Within these entries, how many lines contain the word "escala"? Answer with the number alone.

[The data]
___

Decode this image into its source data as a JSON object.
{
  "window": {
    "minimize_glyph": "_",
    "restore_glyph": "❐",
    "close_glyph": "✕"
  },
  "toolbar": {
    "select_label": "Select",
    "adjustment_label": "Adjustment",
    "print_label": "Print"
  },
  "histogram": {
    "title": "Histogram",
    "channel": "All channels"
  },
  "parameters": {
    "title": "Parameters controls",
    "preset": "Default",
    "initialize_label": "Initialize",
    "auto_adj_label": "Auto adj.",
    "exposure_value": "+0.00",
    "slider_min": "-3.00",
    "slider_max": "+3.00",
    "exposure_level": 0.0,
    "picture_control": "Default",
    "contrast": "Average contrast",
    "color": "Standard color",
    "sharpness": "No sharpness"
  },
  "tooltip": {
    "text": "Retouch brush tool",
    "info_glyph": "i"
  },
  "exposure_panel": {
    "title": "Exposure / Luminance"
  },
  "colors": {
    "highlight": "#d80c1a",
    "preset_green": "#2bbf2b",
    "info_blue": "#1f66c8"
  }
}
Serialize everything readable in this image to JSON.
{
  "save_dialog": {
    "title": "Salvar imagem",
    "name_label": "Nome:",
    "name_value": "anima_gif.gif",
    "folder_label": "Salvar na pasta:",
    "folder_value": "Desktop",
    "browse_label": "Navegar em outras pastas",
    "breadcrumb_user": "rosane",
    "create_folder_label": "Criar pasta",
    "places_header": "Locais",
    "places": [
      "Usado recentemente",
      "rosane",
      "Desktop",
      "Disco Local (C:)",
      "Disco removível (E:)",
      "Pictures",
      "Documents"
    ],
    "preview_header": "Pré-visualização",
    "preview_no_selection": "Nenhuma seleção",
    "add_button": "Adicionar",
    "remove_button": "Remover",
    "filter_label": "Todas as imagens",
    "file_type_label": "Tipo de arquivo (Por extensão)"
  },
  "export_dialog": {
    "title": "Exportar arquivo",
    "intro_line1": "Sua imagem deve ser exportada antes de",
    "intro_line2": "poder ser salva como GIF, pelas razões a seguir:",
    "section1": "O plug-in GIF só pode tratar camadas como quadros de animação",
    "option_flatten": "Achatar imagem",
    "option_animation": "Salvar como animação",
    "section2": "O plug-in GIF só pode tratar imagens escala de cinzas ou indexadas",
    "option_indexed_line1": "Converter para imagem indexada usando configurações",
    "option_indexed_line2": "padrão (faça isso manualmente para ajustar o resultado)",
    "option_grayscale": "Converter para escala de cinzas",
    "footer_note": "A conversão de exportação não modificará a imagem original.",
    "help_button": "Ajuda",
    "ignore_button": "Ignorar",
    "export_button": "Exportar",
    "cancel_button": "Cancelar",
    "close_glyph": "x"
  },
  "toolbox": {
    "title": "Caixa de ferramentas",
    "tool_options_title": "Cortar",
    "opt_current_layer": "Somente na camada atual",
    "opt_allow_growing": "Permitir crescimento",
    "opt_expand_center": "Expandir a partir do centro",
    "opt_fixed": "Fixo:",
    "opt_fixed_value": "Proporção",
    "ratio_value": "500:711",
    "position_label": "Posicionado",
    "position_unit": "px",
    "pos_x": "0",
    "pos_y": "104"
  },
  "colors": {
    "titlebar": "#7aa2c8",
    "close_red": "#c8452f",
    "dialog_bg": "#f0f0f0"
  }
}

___

[Written reply]
2